Filter the material below down to the lines with the word "data" and give those lines.
↓
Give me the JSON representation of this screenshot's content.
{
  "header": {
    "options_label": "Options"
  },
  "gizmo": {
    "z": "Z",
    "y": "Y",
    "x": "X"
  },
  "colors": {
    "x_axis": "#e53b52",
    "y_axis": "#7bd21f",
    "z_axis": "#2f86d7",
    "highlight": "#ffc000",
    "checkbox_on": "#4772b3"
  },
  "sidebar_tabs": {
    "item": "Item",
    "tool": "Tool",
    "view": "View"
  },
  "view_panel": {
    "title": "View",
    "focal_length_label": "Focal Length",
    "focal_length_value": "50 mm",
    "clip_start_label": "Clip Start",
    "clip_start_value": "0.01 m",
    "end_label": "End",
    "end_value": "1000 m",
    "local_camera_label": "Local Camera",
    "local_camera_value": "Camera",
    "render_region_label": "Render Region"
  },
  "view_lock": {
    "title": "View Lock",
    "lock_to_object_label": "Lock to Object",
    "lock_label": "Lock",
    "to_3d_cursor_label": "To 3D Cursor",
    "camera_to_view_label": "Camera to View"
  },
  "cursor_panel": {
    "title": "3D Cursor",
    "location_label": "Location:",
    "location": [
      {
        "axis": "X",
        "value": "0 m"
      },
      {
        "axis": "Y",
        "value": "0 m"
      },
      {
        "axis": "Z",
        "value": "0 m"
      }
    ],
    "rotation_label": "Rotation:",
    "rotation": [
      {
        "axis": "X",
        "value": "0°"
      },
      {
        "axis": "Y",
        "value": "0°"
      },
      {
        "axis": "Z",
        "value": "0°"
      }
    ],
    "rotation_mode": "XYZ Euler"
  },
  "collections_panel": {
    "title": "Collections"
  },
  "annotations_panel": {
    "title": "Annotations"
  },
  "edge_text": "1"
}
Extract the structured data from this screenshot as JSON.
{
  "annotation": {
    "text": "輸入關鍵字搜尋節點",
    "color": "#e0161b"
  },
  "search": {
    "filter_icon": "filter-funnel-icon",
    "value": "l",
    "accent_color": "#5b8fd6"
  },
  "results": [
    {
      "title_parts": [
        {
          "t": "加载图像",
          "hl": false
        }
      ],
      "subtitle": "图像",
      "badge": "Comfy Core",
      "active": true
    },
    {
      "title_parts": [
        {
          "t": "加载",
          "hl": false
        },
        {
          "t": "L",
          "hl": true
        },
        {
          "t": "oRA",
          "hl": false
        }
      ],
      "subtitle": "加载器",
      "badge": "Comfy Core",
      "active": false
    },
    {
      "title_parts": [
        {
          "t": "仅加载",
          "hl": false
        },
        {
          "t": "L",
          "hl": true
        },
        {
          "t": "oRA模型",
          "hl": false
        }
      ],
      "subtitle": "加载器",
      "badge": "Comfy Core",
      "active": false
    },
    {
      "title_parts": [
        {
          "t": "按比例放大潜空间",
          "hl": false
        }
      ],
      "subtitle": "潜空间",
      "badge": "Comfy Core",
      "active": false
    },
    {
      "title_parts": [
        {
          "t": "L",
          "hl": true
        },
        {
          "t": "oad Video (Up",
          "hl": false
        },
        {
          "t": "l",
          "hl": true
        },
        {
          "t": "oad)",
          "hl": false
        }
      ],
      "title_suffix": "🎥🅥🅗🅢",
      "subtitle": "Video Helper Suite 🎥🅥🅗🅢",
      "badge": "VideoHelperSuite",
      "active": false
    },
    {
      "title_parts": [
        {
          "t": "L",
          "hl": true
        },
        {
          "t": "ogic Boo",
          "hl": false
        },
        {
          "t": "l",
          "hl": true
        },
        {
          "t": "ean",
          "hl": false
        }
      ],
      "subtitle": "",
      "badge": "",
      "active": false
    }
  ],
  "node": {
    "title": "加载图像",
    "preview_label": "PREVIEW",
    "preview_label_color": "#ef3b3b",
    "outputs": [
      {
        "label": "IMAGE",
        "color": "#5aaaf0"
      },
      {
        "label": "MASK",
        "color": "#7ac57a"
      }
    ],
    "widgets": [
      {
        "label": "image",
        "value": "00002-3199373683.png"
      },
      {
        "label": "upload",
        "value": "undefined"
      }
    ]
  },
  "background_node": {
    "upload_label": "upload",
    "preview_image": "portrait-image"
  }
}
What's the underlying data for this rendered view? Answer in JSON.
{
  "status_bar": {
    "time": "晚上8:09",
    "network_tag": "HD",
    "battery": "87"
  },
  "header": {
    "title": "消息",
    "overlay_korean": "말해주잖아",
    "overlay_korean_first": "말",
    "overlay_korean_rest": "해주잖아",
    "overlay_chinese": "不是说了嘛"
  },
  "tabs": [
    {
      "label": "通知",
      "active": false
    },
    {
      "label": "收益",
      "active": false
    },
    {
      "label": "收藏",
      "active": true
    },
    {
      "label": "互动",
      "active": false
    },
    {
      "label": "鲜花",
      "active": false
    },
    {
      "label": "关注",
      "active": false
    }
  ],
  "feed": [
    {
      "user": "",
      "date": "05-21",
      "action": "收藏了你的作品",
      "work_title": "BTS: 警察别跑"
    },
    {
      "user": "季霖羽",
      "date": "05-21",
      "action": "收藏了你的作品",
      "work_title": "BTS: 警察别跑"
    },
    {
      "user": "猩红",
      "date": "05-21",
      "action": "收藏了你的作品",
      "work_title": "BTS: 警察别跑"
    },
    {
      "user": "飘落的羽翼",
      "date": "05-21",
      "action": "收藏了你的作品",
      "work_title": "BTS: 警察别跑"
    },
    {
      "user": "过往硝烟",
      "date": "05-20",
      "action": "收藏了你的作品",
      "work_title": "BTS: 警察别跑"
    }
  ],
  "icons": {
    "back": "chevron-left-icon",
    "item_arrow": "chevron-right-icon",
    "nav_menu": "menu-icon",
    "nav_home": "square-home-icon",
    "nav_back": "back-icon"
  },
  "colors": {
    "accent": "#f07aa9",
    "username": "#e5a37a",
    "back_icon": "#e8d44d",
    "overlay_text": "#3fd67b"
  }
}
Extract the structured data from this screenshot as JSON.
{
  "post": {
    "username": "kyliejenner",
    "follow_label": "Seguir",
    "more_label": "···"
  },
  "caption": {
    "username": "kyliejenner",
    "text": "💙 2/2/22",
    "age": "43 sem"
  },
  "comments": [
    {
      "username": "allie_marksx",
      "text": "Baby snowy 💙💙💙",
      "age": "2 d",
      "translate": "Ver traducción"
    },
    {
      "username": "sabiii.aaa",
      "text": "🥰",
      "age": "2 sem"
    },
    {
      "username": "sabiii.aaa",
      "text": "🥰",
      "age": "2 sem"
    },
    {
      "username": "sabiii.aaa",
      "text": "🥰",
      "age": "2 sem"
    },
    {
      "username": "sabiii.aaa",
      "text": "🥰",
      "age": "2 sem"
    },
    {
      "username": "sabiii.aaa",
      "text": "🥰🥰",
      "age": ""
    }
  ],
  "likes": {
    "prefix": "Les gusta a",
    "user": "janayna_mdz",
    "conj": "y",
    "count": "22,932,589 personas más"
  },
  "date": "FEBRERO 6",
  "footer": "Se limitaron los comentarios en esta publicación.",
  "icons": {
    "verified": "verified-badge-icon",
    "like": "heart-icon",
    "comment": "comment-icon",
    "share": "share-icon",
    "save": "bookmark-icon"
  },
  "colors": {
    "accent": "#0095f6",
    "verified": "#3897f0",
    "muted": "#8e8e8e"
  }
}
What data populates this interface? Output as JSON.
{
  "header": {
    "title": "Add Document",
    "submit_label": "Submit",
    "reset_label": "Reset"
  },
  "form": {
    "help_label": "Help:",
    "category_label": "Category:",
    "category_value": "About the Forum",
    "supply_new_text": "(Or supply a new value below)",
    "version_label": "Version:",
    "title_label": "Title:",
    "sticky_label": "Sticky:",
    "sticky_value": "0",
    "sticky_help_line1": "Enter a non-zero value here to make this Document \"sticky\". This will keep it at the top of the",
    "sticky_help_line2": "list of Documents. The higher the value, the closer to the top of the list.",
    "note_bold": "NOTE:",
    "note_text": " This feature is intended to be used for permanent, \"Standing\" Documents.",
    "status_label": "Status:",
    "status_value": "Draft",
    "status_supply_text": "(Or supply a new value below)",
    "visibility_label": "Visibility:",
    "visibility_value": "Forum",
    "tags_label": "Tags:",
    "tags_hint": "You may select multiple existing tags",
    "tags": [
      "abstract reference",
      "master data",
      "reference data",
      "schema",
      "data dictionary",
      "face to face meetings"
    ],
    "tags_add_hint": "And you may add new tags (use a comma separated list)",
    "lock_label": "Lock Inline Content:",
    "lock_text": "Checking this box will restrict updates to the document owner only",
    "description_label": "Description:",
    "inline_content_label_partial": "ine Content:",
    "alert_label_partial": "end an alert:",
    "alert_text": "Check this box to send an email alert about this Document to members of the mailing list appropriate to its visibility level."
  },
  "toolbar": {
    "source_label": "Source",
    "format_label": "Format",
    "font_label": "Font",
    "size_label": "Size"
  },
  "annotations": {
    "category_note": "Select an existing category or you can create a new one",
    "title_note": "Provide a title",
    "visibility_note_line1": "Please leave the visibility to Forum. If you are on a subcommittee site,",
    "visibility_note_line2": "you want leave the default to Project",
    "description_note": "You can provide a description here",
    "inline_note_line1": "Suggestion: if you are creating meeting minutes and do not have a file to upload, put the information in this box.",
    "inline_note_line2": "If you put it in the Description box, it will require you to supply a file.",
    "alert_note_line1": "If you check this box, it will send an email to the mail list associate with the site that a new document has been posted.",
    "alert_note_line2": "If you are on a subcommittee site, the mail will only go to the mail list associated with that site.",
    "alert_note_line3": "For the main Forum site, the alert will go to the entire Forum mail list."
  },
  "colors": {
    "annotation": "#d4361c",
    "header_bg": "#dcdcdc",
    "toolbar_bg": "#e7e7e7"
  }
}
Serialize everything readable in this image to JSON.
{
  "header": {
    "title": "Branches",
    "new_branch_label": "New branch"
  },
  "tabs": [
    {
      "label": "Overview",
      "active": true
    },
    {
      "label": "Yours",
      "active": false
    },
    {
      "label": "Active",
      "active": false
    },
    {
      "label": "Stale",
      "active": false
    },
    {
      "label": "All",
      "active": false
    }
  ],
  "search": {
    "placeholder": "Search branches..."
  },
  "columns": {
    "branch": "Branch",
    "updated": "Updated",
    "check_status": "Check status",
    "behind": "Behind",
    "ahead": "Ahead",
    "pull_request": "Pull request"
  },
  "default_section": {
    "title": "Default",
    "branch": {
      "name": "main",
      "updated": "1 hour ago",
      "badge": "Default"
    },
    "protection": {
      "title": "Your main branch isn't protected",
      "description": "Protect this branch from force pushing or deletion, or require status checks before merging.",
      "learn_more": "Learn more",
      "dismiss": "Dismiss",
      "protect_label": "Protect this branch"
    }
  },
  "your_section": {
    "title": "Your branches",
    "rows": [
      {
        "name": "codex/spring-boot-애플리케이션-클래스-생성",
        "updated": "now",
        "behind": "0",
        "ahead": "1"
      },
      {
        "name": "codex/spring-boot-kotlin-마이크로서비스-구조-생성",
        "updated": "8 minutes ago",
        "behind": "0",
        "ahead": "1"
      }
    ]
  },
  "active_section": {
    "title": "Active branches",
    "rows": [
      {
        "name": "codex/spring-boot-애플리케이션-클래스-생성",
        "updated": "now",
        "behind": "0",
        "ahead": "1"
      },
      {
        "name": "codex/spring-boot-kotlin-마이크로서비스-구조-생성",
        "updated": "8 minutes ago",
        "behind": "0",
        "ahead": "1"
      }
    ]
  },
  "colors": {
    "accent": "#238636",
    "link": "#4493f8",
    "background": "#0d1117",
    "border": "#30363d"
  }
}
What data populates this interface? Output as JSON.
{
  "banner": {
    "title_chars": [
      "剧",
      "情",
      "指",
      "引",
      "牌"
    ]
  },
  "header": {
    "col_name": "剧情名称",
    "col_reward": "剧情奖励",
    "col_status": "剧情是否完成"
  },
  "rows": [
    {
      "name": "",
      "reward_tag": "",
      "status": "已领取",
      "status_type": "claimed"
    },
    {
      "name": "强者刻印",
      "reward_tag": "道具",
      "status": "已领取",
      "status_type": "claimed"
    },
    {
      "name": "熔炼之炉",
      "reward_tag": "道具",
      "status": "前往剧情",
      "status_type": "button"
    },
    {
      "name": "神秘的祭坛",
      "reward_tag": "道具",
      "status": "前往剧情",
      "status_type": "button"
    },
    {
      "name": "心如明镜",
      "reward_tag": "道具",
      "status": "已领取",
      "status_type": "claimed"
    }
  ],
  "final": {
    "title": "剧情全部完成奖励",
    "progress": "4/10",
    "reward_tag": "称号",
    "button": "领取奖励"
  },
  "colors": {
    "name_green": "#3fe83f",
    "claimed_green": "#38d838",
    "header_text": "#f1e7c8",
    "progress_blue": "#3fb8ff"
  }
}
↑
Answer below –
Extract the structured data from this screenshot as JSON.
What's the underlying data for this rendered view? Answer in JSON.
Extract the structured data from this screenshot as JSON.
What data populates this interface? Output as JSON.
      "master data",
      "reference data",
      "data dictionary",
What data populates this interface? Output as JSON.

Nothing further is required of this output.